About thirty, mainly young employees of investor bank BinckBank are busy ringing at their computers, some with headsets, others with landlines in their hands. They all talk to investors who see the huge fall of the stock market on Monday morning as the time to sell or buy.
It looks a lot calmer than the well-known image of historic stock market crashes, with screaming men in suits running across the floor to sell client shares as quickly as possible. Nowadays there is a lot less screaming because the stock trading largely takes place online. But that certainly does not make this day at BinckBank near the Amsterdam RAI a day without stress.
The stock markets received an unprecedented blow on Monday morning: after two and a half weeks of major declines, the AEX opened another 5.2 percent lower. Shell started the day with a 22 percent price loss and the oil price had fallen by 30 percent overnight.
On waking up, investment trainer Peter Siks saw what the market in the United States was doing and read the news about oil prices. Then he knew: this is going to be a busy day at the office. “These are extreme days,” Siks tells us about the workplace. “Everyone is on the phone all the time, it is quieter here.”
BinckBank has two types of customers: customers who decide for themselves which shares they want to buy and sell, and customers who let the investment bank make the decisions.

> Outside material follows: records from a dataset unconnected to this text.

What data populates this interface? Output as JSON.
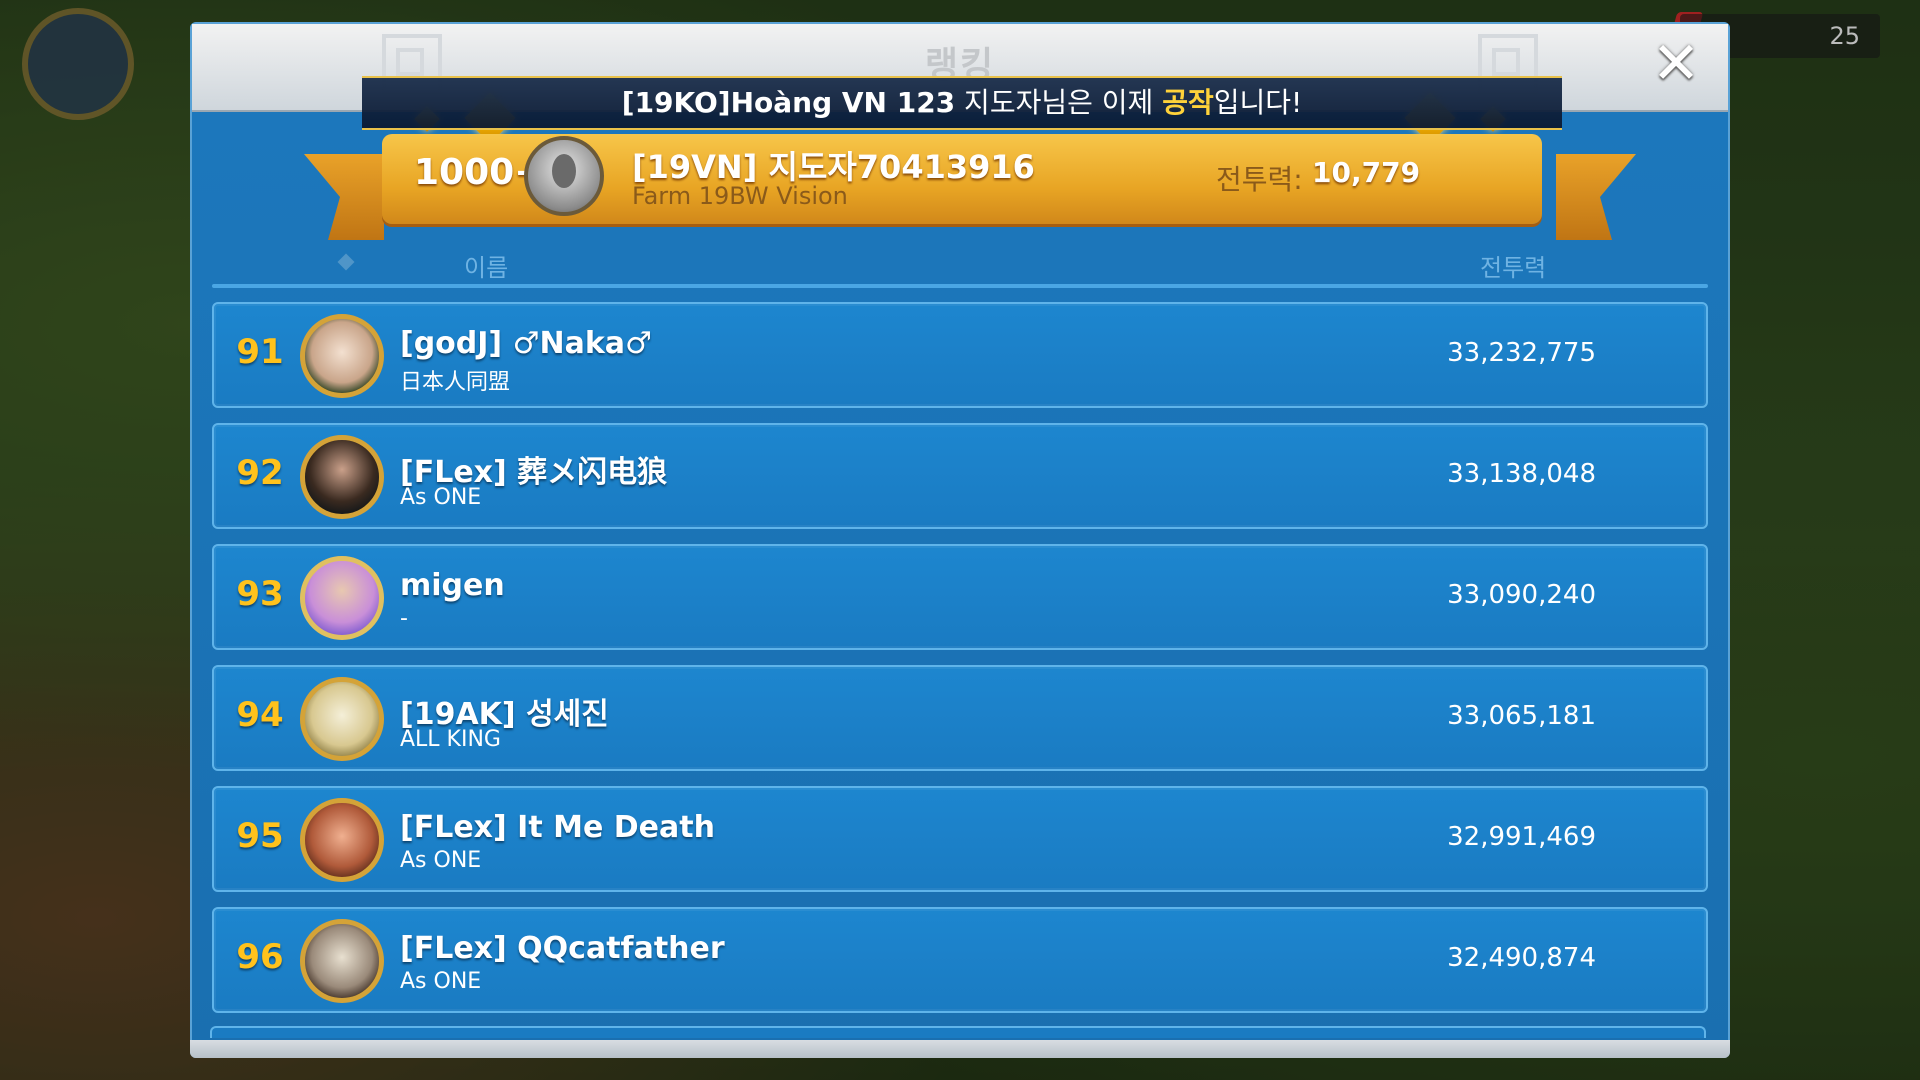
{
  "window": {
    "title": "랭킹"
  },
  "background": {
    "counter": "25"
  },
  "banner": {
    "player_name": "[19KO]Hoàng VN 123",
    "text_before": " 지도자님은 이제 ",
    "title": "공작",
    "text_after": "입니다!"
  },
  "my_entry": {
    "rank": "1000+",
    "name": "[19VN] 지도자70413916",
    "alliance": "Farm 19BW Vision",
    "power_label": "전투력:",
    "power_value": "10,779"
  },
  "columns": {
    "name": "이름",
    "power": "전투력"
  },
  "rows": [
    {
      "rank": "91",
      "name": "[godJ] ♂Naka♂",
      "alliance": "日本人同盟",
      "power": "33,232,775",
      "avatar_icon": "baby-portrait-avatar"
    },
    {
      "rank": "92",
      "name": "[FLex] 葬メ闪电狼",
      "alliance": "As ONE",
      "power": "33,138,048",
      "avatar_icon": "man-portrait-avatar"
    },
    {
      "rank": "93",
      "name": "migen",
      "alliance": "-",
      "power": "33,090,240",
      "avatar_icon": "winged-portrait-avatar"
    },
    {
      "rank": "94",
      "name": "[19AK] 성세진",
      "alliance": "ALL KING",
      "power": "33,065,181",
      "avatar_icon": "castle-portrait-avatar"
    },
    {
      "rank": "95",
      "name": "[FLex] It Me Death",
      "alliance": "As ONE",
      "power": "32,991,469",
      "avatar_icon": "warrior-portrait-avatar"
    },
    {
      "rank": "96",
      "name": "[FLex] QQcatfather",
      "alliance": "As ONE",
      "power": "32,490,874",
      "avatar_icon": "skull-portrait-avatar"
    }
  ],
  "colors": {
    "panel_blue": "#1c78bd",
    "rank_gold": "#ffc21c",
    "banner_highlight": "#ffd23a",
    "my_bar_gold": "#e8a524"
  }
}
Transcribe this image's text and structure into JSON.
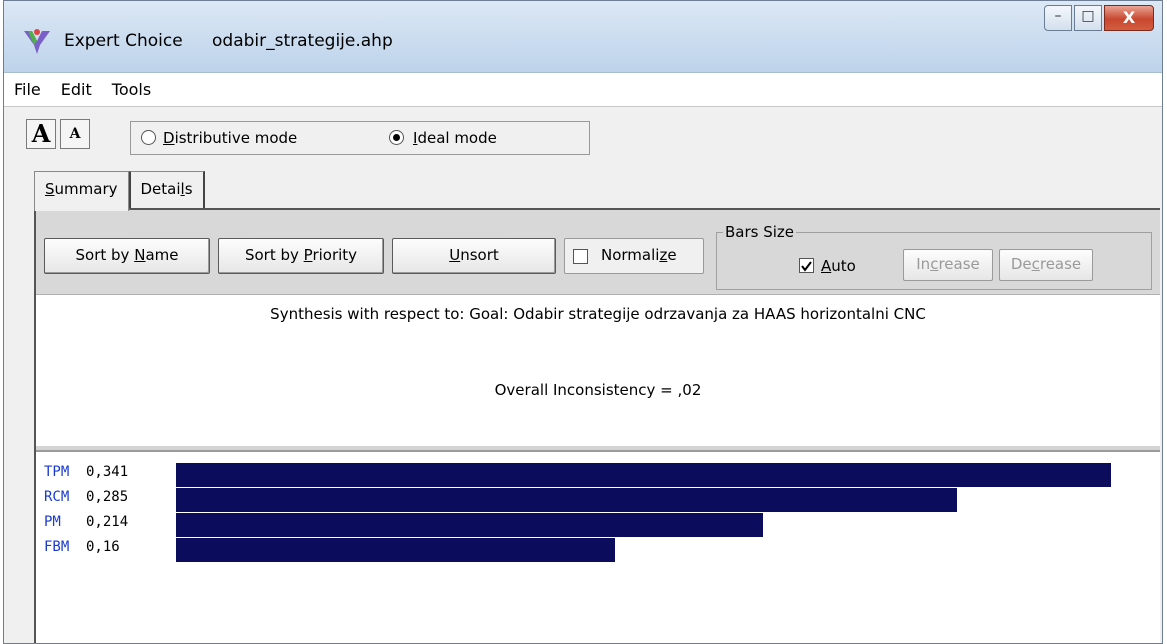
{
  "window": {
    "app_name": "Expert Choice",
    "file_name": "odabir_strategije.ahp",
    "minimize_glyph": "–",
    "maximize_glyph": "□",
    "close_glyph": "X"
  },
  "menu": [
    "File",
    "Edit",
    "Tools"
  ],
  "toolbar": {
    "font_increase": "A",
    "font_decrease": "A",
    "modes": [
      {
        "label": "Distributive mode",
        "selected": false
      },
      {
        "label": "Ideal mode",
        "selected": true
      }
    ]
  },
  "tabs": [
    {
      "label": "Summary",
      "active": true
    },
    {
      "label": "Details",
      "active": false
    }
  ],
  "controls": {
    "sort_name": "Sort by Name",
    "sort_priority": "Sort by Priority",
    "unsort": "Unsort",
    "normalize": "Normalize",
    "normalize_checked": false,
    "bars_size": {
      "legend": "Bars Size",
      "auto": "Auto",
      "auto_checked": true,
      "increase": "Increase",
      "decrease": "Decrease"
    }
  },
  "synthesis": {
    "title": "Synthesis with respect to: Goal: Odabir strategije odrzavanja za HAAS horizontalni CNC",
    "inconsistency": "Overall Inconsistency = ,02"
  },
  "results": [
    {
      "name": "TPM",
      "value_label": "0,341",
      "value": 0.341
    },
    {
      "name": "RCM",
      "value_label": "0,285",
      "value": 0.285
    },
    {
      "name": "PM",
      "value_label": "0,214",
      "value": 0.214
    },
    {
      "name": "FBM",
      "value_label": "0,16",
      "value": 0.16
    }
  ],
  "colors": {
    "bar": "#0c0c5c",
    "alternative_name": "#1a3ad0"
  }
}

This is done automatically on the basis of models that are monitored by an employee.
The whole range
“Many of our customers have read everything this weekend, are ready in the morning and know what they want,” says Saskia Klep, director of BinckBank Nederland. “The phone is ringing off the hook, customers ask a lot of questions.”
Most investors do not get on the phone, they buy and sell online themselves. But some customers like to call to place their orders, which is called buying and selling shares. The employees do not give advice, BinckBank is exclusively executive.
“The consequences of the coronavirus, the uncertainty about its economic impact and the falling oil price,” Siks sums up. “That together is three times uncertainty and investors hate uncertainty.” P aniek at the exhibition Siks will not mention it. “That is too heavy, but there is certainly stress. At the same time, many investors also see this as an opportunity. ” The blow that Shell made this morning is the time for some customers to step in, says Siks.